Most people will never know this, however. And they’ll never know because somewhere in the mid-2010s, society’s collective consciousness was bullied into believing it’s more of a crime (at least socially) to address sex-based differences, including violence and oppression against women. Society chose to pretend that men could be women and in doing so, turned women’s rights issues into human rights issues. Abortion rights are no longer a women’s rights issue because “women have penises too” and healthcare disparities became “not only women get pregnant.” Meanwhile, Black women and girls died in the several hundreds but society chose to focus on less than 25 individuals instead.
This spilled over into politics, as we watched our beloved 44th POTUS opine that males should be able to access women’s spaces if that’s what they felt on the inside. Now, every politician looking for a vote has decided that the less than 25 were worth far more than the hundreds of Black women and girls who experience life-ending violence year after year. They decided that our deaths were not an epidemic but the less than 25 are. They decided to build this premise into their platforms while we continue to have to fight, both mentally and physically for who we are as women.

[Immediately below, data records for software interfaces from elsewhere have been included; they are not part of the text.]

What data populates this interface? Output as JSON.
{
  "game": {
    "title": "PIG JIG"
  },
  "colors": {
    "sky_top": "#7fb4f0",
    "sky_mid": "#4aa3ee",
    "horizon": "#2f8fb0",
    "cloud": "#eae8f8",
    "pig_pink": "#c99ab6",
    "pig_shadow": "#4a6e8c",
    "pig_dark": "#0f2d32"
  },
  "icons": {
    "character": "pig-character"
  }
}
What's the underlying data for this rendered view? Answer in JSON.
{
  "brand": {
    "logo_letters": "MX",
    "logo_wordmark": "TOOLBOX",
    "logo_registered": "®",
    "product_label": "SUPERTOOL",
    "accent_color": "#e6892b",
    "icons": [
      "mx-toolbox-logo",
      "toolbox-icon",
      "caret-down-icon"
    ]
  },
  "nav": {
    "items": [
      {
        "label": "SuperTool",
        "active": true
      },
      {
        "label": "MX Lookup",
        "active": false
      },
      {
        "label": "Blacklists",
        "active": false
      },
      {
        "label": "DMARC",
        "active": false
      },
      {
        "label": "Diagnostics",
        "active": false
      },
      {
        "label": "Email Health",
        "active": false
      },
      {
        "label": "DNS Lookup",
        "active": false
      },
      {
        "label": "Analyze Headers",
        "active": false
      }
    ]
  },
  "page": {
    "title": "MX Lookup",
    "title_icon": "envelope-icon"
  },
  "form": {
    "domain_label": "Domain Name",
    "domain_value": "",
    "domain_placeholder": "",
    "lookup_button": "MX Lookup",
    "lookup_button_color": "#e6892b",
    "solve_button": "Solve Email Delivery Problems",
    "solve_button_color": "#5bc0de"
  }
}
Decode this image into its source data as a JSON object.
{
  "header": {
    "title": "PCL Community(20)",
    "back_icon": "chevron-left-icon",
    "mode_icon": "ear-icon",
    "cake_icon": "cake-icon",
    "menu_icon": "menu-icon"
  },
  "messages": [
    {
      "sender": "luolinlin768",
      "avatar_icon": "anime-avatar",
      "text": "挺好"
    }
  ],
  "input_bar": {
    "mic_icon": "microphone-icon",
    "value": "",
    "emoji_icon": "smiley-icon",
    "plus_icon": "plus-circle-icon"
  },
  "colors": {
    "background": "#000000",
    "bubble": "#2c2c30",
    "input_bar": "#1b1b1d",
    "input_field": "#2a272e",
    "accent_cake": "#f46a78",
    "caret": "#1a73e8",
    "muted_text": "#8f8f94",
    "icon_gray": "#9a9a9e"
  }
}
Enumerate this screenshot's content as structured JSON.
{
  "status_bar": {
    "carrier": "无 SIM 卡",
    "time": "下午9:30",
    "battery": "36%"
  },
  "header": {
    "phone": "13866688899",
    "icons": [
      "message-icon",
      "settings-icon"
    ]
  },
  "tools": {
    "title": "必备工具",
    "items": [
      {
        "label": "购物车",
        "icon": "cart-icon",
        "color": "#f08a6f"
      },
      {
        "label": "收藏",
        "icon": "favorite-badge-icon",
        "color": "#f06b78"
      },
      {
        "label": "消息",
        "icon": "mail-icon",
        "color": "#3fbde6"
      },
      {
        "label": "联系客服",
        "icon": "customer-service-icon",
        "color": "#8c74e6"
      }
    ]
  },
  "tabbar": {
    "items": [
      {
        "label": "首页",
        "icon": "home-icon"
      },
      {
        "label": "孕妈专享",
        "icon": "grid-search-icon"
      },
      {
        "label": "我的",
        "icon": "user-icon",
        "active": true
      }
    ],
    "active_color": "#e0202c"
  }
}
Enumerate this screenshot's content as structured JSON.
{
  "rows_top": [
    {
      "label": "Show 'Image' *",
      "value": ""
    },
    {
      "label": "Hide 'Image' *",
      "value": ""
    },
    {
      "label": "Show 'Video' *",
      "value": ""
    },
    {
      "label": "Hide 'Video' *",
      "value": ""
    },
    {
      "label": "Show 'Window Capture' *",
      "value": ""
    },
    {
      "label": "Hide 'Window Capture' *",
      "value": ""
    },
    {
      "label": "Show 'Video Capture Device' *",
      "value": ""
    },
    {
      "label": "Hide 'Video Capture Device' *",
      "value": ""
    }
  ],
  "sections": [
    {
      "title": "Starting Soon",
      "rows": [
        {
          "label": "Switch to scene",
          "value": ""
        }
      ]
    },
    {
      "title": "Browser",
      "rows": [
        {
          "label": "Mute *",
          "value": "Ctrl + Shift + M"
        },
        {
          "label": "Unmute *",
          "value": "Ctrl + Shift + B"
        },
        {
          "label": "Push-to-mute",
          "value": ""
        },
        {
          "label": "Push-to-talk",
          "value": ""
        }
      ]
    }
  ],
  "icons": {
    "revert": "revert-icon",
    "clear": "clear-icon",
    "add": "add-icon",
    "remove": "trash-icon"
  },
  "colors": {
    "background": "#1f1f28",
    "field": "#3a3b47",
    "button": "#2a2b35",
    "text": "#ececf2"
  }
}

The more telling part is that the perpetrators of violence against the less than 25, are the same ones who perpetrate violence against Black women and girls. And sometimes, members of that group are perpetrating violence against us, Black women, too. Yet, only their blood seems to matter and to speak about the stark differences and underlying reasons is sin.
Well, election season is here once again. We’ve seen several Democratic candidates broach the topic of violence against a smaller segment with smaller numbers while they basically talk about Black women in reference to how much they need our votes in order to win.
I think a time-out is in order.
I don’t generally embrace political labels but in my writings, I call myself a Centrist. I’m also adamant that candidates that are too far right or too far left are unfeasible choices for public office. Now, I must state that any candidate that even implies that the TRUE epidemic of the murder of Black women and girls is not a problem; either by their silence or choosing to highlight the less than 25 instead, is a non-starter.
“We must make sure not to get lost in other hot button political issues that would serve only to use us to influence their agenda as it relates to numbers,” says Ms. Perreira. She suggests not giving our support to elected officials, even at the local level, who are not willing to put a serious focus on us. “The data speaks for itself,” she notes.
We have the ADOS movement, the #MeToo movement, the Black Lives Matter movement, the Immigrant Rights movement…when do we, as Black women, stand up and refuse to be tossed to the side? When do we start a movement about us and for us only?
In this campaign season, I’d like all Black women of voting age to think about the women and girls who have lost their lives to senseless violence and the many more who have been subjected to sexual abuse and other types of violence and decide that any candidate who is not willing to wholly and truthfully address our plight, doesn’t get to reap the benefit of us putting them in office. If they need our votes so much, make them prove it.